Information supplied:
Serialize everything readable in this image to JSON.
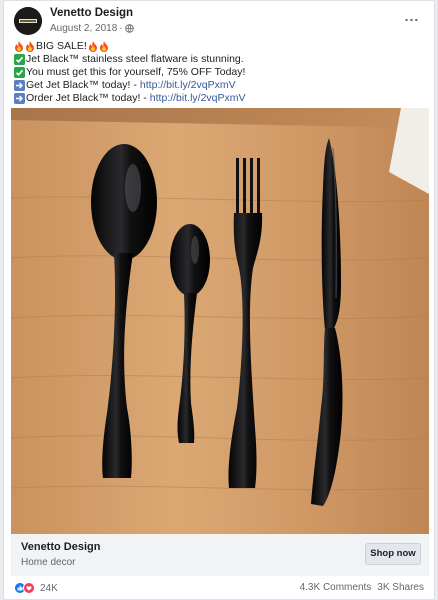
{
  "post": {
    "page_name": "Venetto Design",
    "date": "August 2, 2018",
    "separator": "·",
    "more_label": "...",
    "lines": {
      "l1": "BIG SALE!",
      "l2": "Jet Black™ stainless steel flatware is stunning.",
      "l3": "You must get this for yourself, 75% OFF Today!",
      "l4_text": "Get Jet Black™ today! -",
      "l4_link": "http://bit.ly/2vqPxmV",
      "l5_text": "Order Jet Black™ today! -",
      "l5_link": "http://bit.ly/2vqPxmV"
    }
  },
  "cta": {
    "title": "Venetto Design",
    "subtitle": "Home decor",
    "button": "Shop now"
  },
  "footer": {
    "reaction_count": "24K",
    "comments": "4.3K Comments",
    "shares": "3K Shares"
  },
  "colors": {
    "link": "#385898",
    "like": "#1877f2",
    "love": "#f33e58"
  },
  "icons": [
    "avatar-logo",
    "globe-icon",
    "fire-emoji",
    "check-emoji",
    "arrow-emoji",
    "like-icon",
    "love-icon"
  ]
}
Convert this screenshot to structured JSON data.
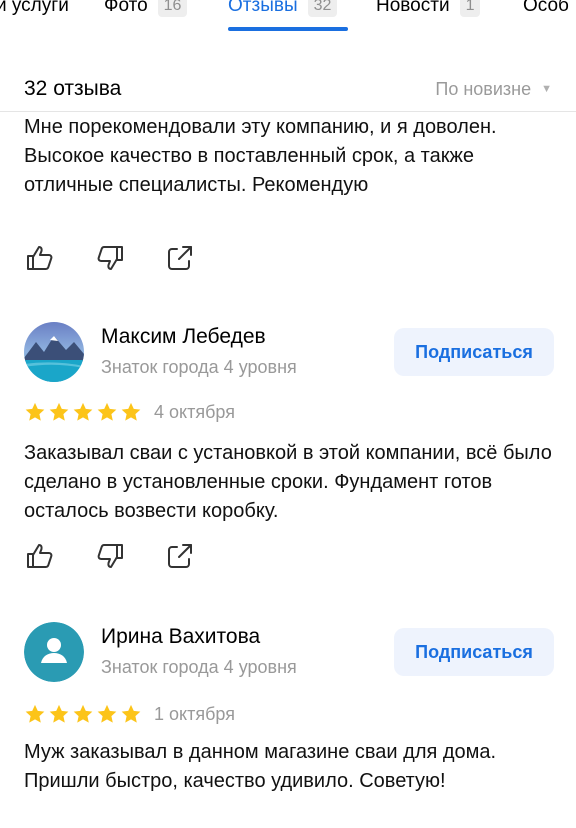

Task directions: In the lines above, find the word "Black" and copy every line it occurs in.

Solution to this exercise:
      "l2": "Jet Black™ stainless steel flatware is stunning.",
      "l4_text": "Get Jet Black™ today! -",
      "l5_text": "Order Jet Black™ today! -",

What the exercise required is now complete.